Event telly, watercooler moments. You know what I’m talking about. Those rare and wonderful shows that grab and grip the viewing public. The dramas that trend on Twitter while they air on TV, whose twists evolve into newspaper-worthy stories and whose in-jokes become embedded in the national vocabulary for months after their final credits roll.
There’s nothing like being part of that shared nationwide experience. And there’s really nothing worse than not being.
I love the ease and flexibility of on demand TV. I might work for the almighty listings god that is Radio Times, but I must admit I’ve never whipped out a highlighter and planned my week’s telly viewing. I have a silently stroppy teenager inside of me who hates being told what do to – and scheduled TV feels a little bit too much like my dad still has control of the remote.
In 2015 – the age of Netflix, All4 and company – you’d think it would be less, not more, of a problem. We are used to watching shows out of sync, we are adept at spoiler dodging and avoiding being the one who spoils.
I assumed it would be fine to slip a little behind during Game of Thrones’ fifth run. You know, catch up later in the week when I had a bit more spare time. But it wasn’t.
I’ve been excluded from conversations, confused as snippets of chatter go perplexingly over my head and worried as colleagues’ casual words set off ripples of dread in my now-Thrones obsessed mind. Of course the instalment I chose to skip was the “this season’s best.” Naturally it made everyone ask (and ask and ask, really loudly while I tried to tried to drown them out with Taylor Swift’s YouTube channel) super important questions about the future of Westeros and who’ll eventually end up on the Iron Throne.
I thought it stung a little when my friends went for drinks without me but this? It’s FOMO on an international scale.
Nowadays fewer series reach these dizzying heights, but when shows ‘go watercooler’ (I’m saying it like that now) it makes it even more important to fall in line, obey the schedulers and watch alongside your fellow viewers.
Don’t make the same mistakes I did. Learn from me. This isn’t the time for setting your own pace, not being one of the crowd.
Be a sheep. Cancel on your friends, lie to your boyfriend, set your alarm for the dawn chorus – do whatever it takes to keep up with everyone else.

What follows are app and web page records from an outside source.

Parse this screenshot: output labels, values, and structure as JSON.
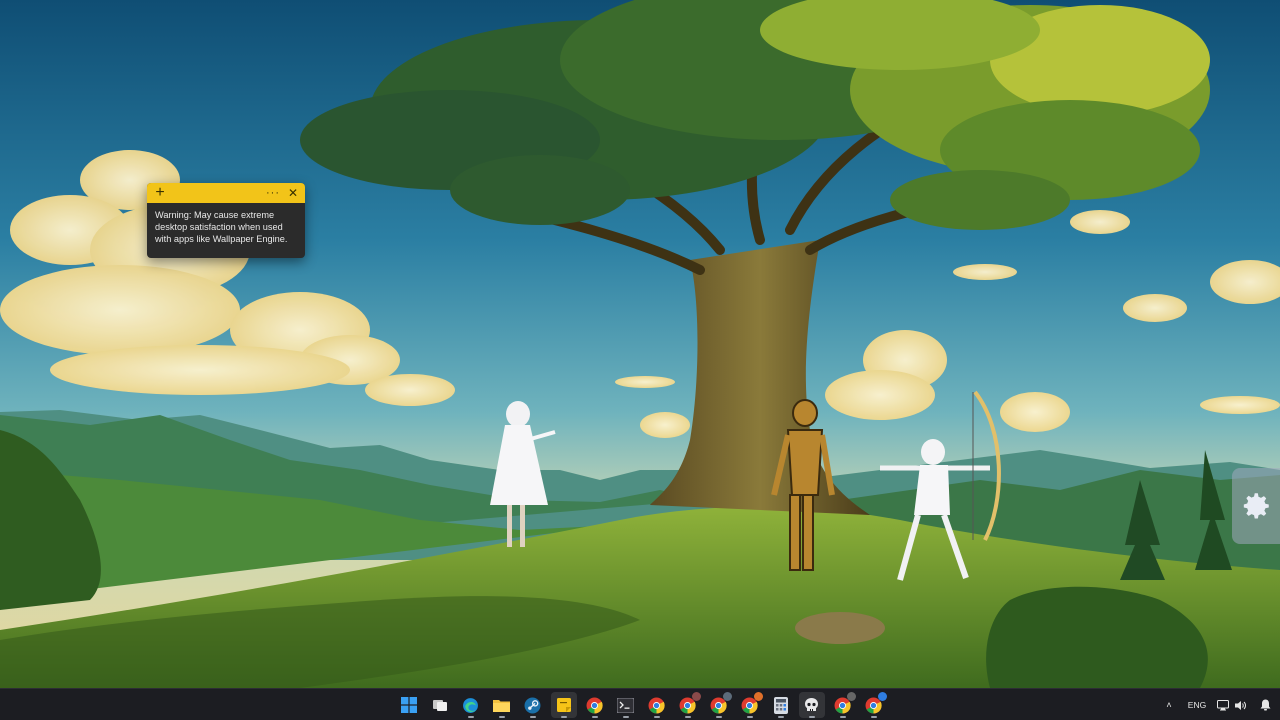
{
  "sticky_note": {
    "add_glyph": "+",
    "more_glyph": "···",
    "close_glyph": "✕",
    "text": "Warning: May cause extreme desktop satisfaction when used with apps like Wallpaper Engine.",
    "header_color": "#f2c419",
    "body_color": "#2b2b2b"
  },
  "taskbar": {
    "apps": [
      {
        "name": "start",
        "icon": "windows-logo-icon"
      },
      {
        "name": "task-view",
        "icon": "task-view-icon"
      },
      {
        "name": "edge",
        "icon": "edge-icon"
      },
      {
        "name": "file-explorer",
        "icon": "folder-icon"
      },
      {
        "name": "steam",
        "icon": "steam-icon"
      },
      {
        "name": "sticky-notes",
        "icon": "sticky-notes-icon"
      },
      {
        "name": "chrome",
        "icon": "chrome-icon"
      },
      {
        "name": "terminal",
        "icon": "terminal-icon"
      },
      {
        "name": "chrome-2",
        "icon": "chrome-icon"
      },
      {
        "name": "chrome-3",
        "icon": "chrome-icon"
      },
      {
        "name": "chrome-4",
        "icon": "chrome-icon"
      },
      {
        "name": "chrome-5",
        "icon": "chrome-icon"
      },
      {
        "name": "calculator",
        "icon": "calculator-icon"
      },
      {
        "name": "wallpaper-app",
        "icon": "skull-icon"
      },
      {
        "name": "chrome-6",
        "icon": "chrome-icon"
      },
      {
        "name": "chrome-7",
        "icon": "chrome-icon"
      }
    ],
    "tray": {
      "language": "ENG",
      "chevron_glyph": "˄"
    }
  },
  "colors": {
    "taskbar_bg": "#1c1d22",
    "sticky_yellow": "#f2c419"
  }
}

Game of Thrones continues on Monday at 2:00am and 9:00pm on Sky Atlantic (Watch it then, or you’ll probably regret it)